Though it has the smallest capacity of any device in our comparison, this toaster oven did very well in our cooking tests. However, the lack of basic features and the flawed button design makes it a hassle to use. And honestly, if you've got something this small, is it really better than any of the best toasters (opens in new tab)?
Hamilton Beach sells the Toastation for $39.99, which seems decently priced considering it's a retro looking toaster/toaster oven hybrid. We were also able to find it selling on Amazon for $35, so you might be able to get it a little cheaper if you keep an eye out for sales.
The regular push down toaster section only toasts one side of your bread and leaves the other cold. Even then, only half of the toasted side shows any browning. It is wide enough to fit two bagel slices in the opening or a long sourdough bread slice, but that doesn’t do much when only half of it is getting toasted. There is a switch that allows you to close the top of the device so you can use the toaster oven. This switch is finnicky. It wouldn't always detect that the top was closed and therefore wouldn't turn on half the time. We had to slide it back and forth repeatedly until we saw the red indicator light come on telling us that the toaster oven was heating. Even then, the heating element would sometimes turn off on its own and we'd have to mess with the slider again for it to come back on. By then, some of the heat would escape from the top so the cooking process would take longer. Additionally, you can adjust the toasting settings on the regular pushdown toaster section, but there is no timer for the oven section so you have to set a separate timer when using it. An annoyance to say the least.
The rack can only fit two slices of regular bread, which makes this the smallest toaster oven in our comparison. If you’d prefer a toaster oven that can handle more food at once, you might be interested in the Cuisinart TOB-40. When we performed the frozen burrito test in the Toastation, the beans and cheese were heated through and the tortilla was warm without feeling dried out. We then baked cookies on the baking tray. They were a little too brown on the top but cooked relatively well in the middle. Similarly, the day-old pizza slices came out heated through without being rock hard or burned.
When we measured the interior temperature, we found this toaster oven was running about 12 degrees higher than the setting we chose. This definitely wasn’t the most inaccurate measurement but it isn’t nearly as good as other devices we tested. You can set the temperature dial between 200 and 450 degrees, which is a standard range to work with.
This is a very basic toaster oven, so it doesn’t have a convection fan or a non-stick interior.

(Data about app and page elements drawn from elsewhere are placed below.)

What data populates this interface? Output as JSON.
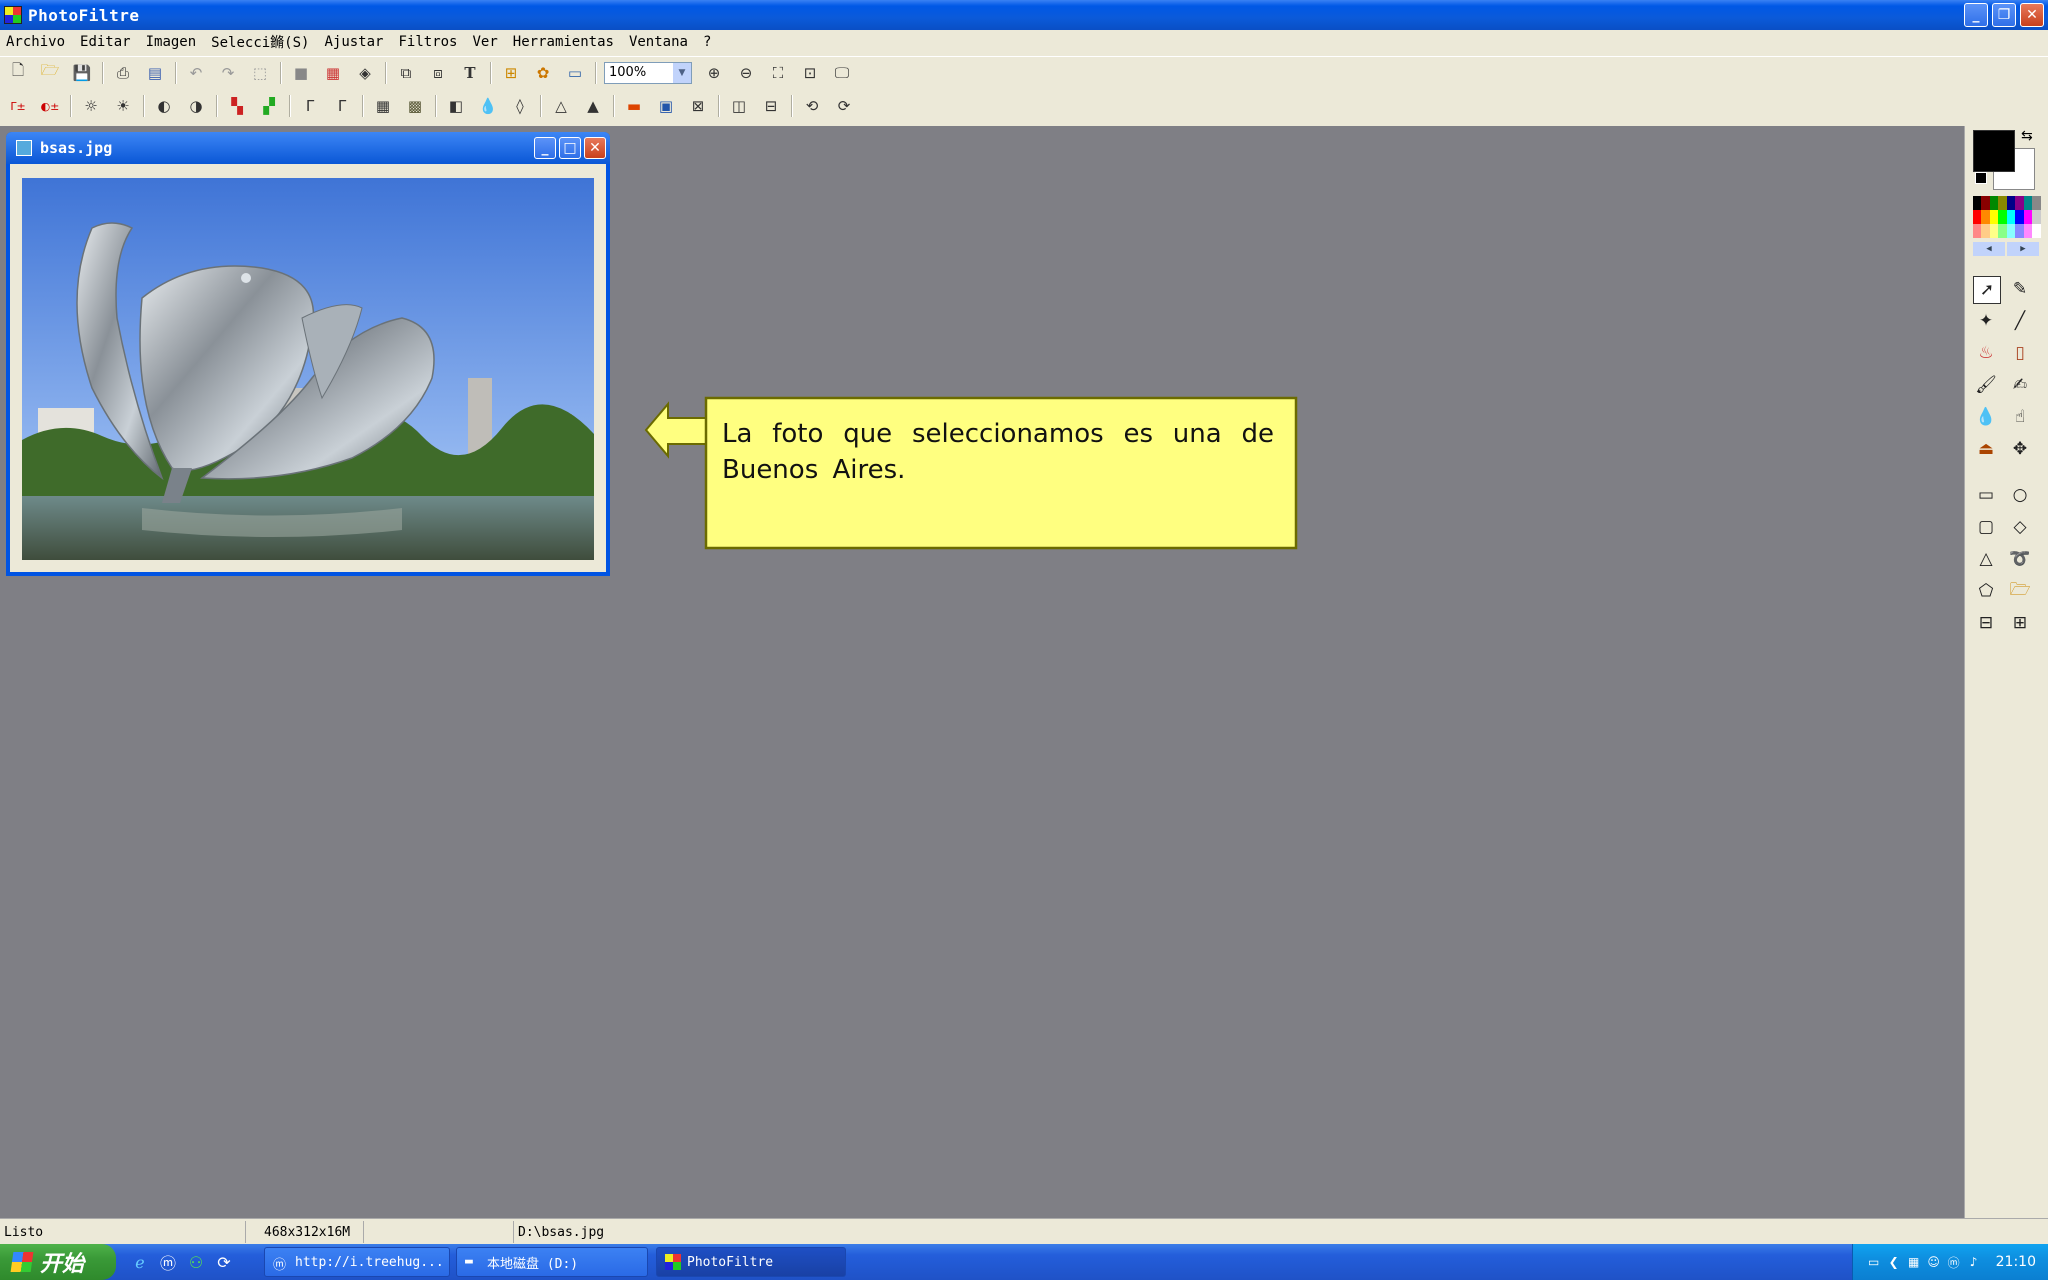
{
  "app": {
    "title": "PhotoFiltre"
  },
  "menu": [
    "Archivo",
    "Editar",
    "Imagen",
    "Selecci鏅(S)",
    "Ajustar",
    "Filtros",
    "Ver",
    "Herramientas",
    "Ventana",
    "?"
  ],
  "toolbar": {
    "zoom_value": "100%",
    "text_tool_glyph": "T"
  },
  "icons_toolbar1": [
    "new-icon",
    "open-icon",
    "save-icon",
    "print-icon",
    "scan-icon",
    "undo-icon",
    "redo-icon",
    "crop-icon",
    "grayscale-icon",
    "palette-icon",
    "effects-icon",
    "filter-icon",
    "filter2-icon",
    "text-icon",
    "explorer-icon",
    "plugin-icon",
    "window-icon",
    "zoom-in-icon",
    "zoom-out-icon",
    "fit-icon",
    "actual-size-icon",
    "fullscreen-icon"
  ],
  "document": {
    "title": "bsas.jpg"
  },
  "callout": {
    "text": "La foto que seleccionamos es una  de Buenos Aires.",
    "fill": "#ffff80",
    "border": "#6b6b00"
  },
  "colors": {
    "foreground": "#000000",
    "background": "#ffffff"
  },
  "statusbar": {
    "state": "Listo",
    "dimensions": "468x312x16M",
    "path": "D:\\bsas.jpg"
  },
  "taskbar": {
    "start_label": "开始",
    "tasks": [
      {
        "label": "http://i.treehug...",
        "active": false
      },
      {
        "label": "本地磁盘 (D:)",
        "active": false
      },
      {
        "label": "PhotoFiltre",
        "active": true
      }
    ],
    "clock": "21:10"
  }
}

It only offers a toast setting, unlike most other devices which usually also offer at least broil and bake. You cannot adjust the rack as it only has one position it can be placed in. However, the door is set up so that the rack gets ejected whenever you open it, which makes it easier to remove your food without burning your fingers.
Hamilton Beach’s warranty covers the toaster oven for one year, which is a standard length of time for these devices. When it had been running at 350 degrees for 10 minutes, we measured the back side of the device at 241 degrees and the tops and sides at 234 degrees. This was by far the hottest toaster oven in our comparison and can easily burn fingers or objects in your kitchen if they get too close. Be careful when using it and keep it away from children when in use.
The Hamilton Beach Toastation is a hybrid between a regular toaster and a toaster oven. It has a small capacity and doesn’t offer a lot of the most basic conveniences offered by most other machines. The finnicky controls make it a hassle to use which keeps it from being a top pick. However, if you really like the retro design, it can produce great cooking results when it decides to turn on.